In the first bedroom, the works question reality, image and perception. A large and glittery award, Kassel Congratulant by GCC, shows how different the image and their reality of the Arab world can be. Two cloaks – Art is Work by Apparatus 22 – refer to the topic of valuation and remuneration of artistic work. Olea insists that creative freedom is romanticised and reflects on the reasons behind the structural poverty of the cultural sector.
In the corridor, the Rag Faces by Korean artist Yoon Ji Seon are arresting. The self-portraits are stitched with fabric, screening the faces. Interested in the Korean constant quest for beauty perfection, the artist also seems to hide her face behind a mask, or even a shield: she leaves it open for interpretation and the mysterious faces follow the viewers like spirits.
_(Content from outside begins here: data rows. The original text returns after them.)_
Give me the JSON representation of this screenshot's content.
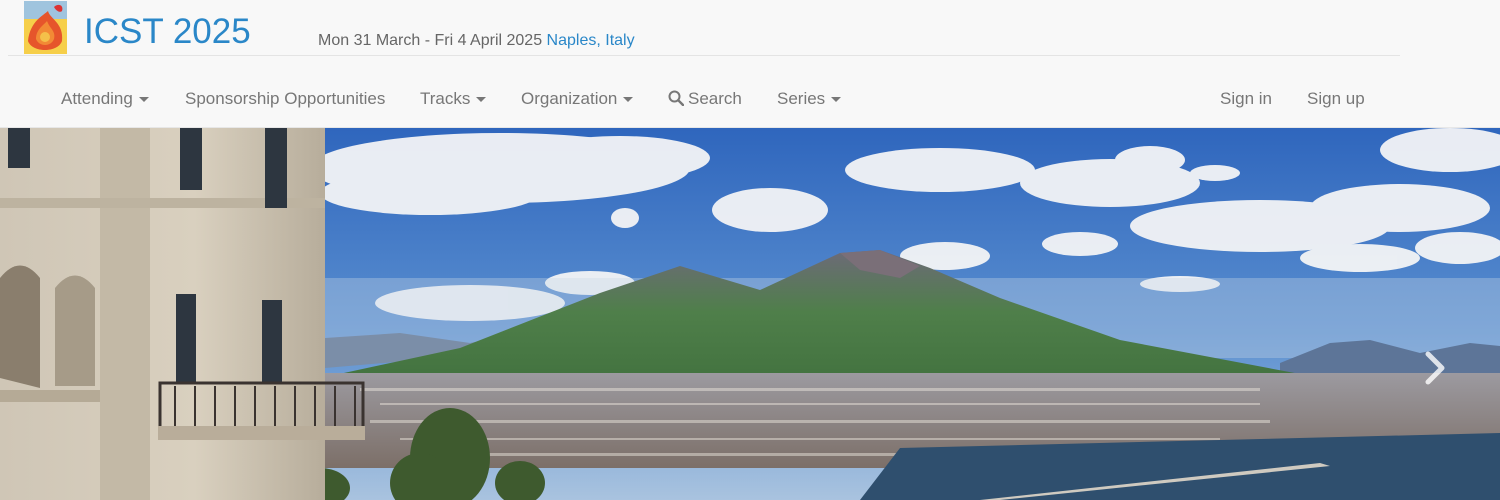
{
  "header": {
    "title": "ICST 2025",
    "dates": "Mon 31 March - Fri 4 April 2025",
    "location": "Naples, Italy"
  },
  "nav": {
    "attending": "Attending",
    "sponsorship": "Sponsorship Opportunities",
    "tracks": "Tracks",
    "organization": "Organization",
    "search": "Search",
    "series": "Series",
    "sign_in": "Sign in",
    "sign_up": "Sign up"
  },
  "icons": {
    "logo": "icst-logo",
    "search": "search-icon",
    "dropdown": "caret-down-icon",
    "carousel_next": "chevron-right-icon"
  },
  "colors": {
    "brand": "#2a87c8",
    "nav_text": "#777777",
    "sky": "#3d76c6"
  }
}
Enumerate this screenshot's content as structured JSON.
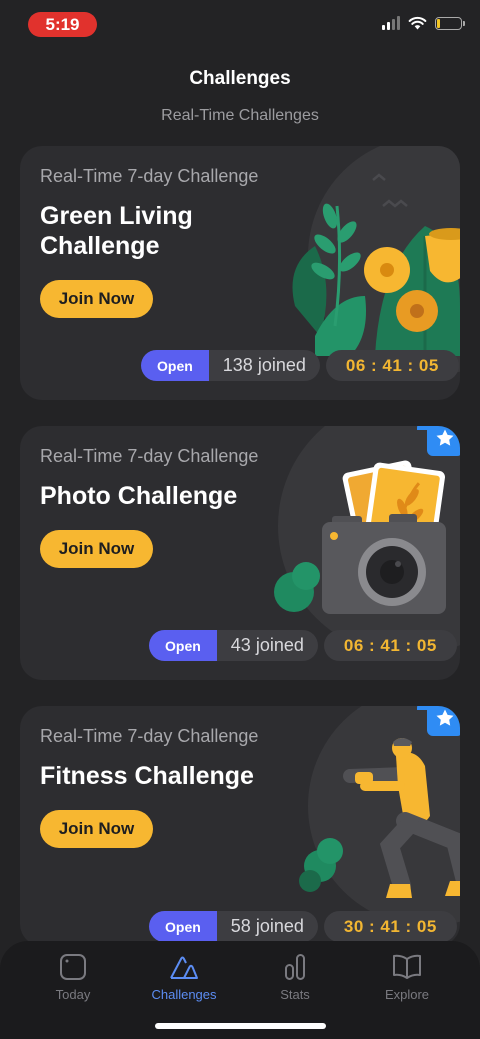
{
  "status_bar": {
    "time": "5:19"
  },
  "header": {
    "title": "Challenges",
    "subtitle": "Real-Time Challenges"
  },
  "cards": [
    {
      "kicker": "Real-Time 7-day Challenge",
      "title": "Green Living Challenge",
      "join_label": "Join Now",
      "status": "Open",
      "joined_count": "138",
      "joined_label": "joined",
      "timer": "06 : 41 : 05",
      "favorite": false,
      "illustration": "plants-flowers"
    },
    {
      "kicker": "Real-Time 7-day Challenge",
      "title": "Photo Challenge",
      "join_label": "Join Now",
      "status": "Open",
      "joined_count": "43",
      "joined_label": "joined",
      "timer": "06 : 41 : 05",
      "favorite": true,
      "illustration": "camera-photos"
    },
    {
      "kicker": "Real-Time 7-day Challenge",
      "title": "Fitness Challenge",
      "join_label": "Join Now",
      "status": "Open",
      "joined_count": "58",
      "joined_label": "joined",
      "timer": "30 : 41 : 05",
      "favorite": true,
      "illustration": "squatting-person"
    }
  ],
  "tab_bar": {
    "tabs": [
      {
        "label": "Today",
        "icon": "today-square-icon",
        "active": false
      },
      {
        "label": "Challenges",
        "icon": "challenges-mountain-icon",
        "active": true
      },
      {
        "label": "Stats",
        "icon": "stats-bars-icon",
        "active": false
      },
      {
        "label": "Explore",
        "icon": "book-icon",
        "active": false
      }
    ]
  },
  "colors": {
    "accent_yellow": "#f7b731",
    "open_badge": "#5a5ff0",
    "active_tab": "#5c8df3",
    "favorite_badge": "#2f8cf4"
  }
}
This artist also illustrates Servais’ collecting philosophy: he is above all interested in discovering new talents, new voices.
Another room focuses on the notion of time. Telephones, the video by Christian Marclay, could be reason enough to see the show; the tension of time is altered by the Broken Clock / Powerless Structures by Elmgreen & Dragset.
The third space, on the second floor, is light and spacious, in contrast with the two other floors. And again, the “music” changes. It is airier, like the space, and more playful, like the balloons –PYT by Appau Junior Boakye-Yiadom.
Viewers can get in touch with their feelings through an interactive installation by Thomson & Craighead and discover two beautiful panels by Josep Grau-Garriga. But the large birdcage, with built-in speakers amplifying a soft heartbeat, gives the final note. (Just in case) you don’t know what the meaning of life is by Vytautas Viržbickas concludes the exhibition masterfully: see, feel, and absorb! Listen to the music of the collection for it tells you who you are and who you may become.
Artists exhibited: Lynn Aldrich, Allora & Calzadilla, Apparatus 22, Ivin Ballen, Appau Junior Boakye-Yiadom, Émilie Brout & Maxime Marion,The Bruce High Quality Foundation, Irina Bujor, Andrea Canepa, Julian Charrière, Ian Cheng, Claude Closky, Elmgreen & Dragset, Erro, Mounir Fatmi, Josep Grau-Garriga, G.C.C, Nan Goldin, GUKLYA, Robert Heinecken, Anna Hulačová, Michael Johannsson, Folkert de Jong, Gülsün Karamustafa, Nikki S Lee, Christian Marclay, Eva & Franco Mattes, Adrian Melis, Moris, Farhad Moshiri, Elsa Sahal, Seon Yoon Ji, Elisa Sighicelli, Haim Steinbach, Tobias Sternberg, Thomson&Craighead, Ryan Trecartin, Vytautas Viržbickas.
Curator: Dragos Olea – member of art collective Apparatus 22 and of the curatorial duo Kilobase Bucharest
Who’s still workin’ on this masterpiece? continues at the Loft in Brussels until March 15, 2018
All photos courtesy Family Servais collection / the artists
by Valerie Reinhold
Featured image: Ji Seon Yoon, Sew Me, 2008, sewing on fabric and photograph (detail)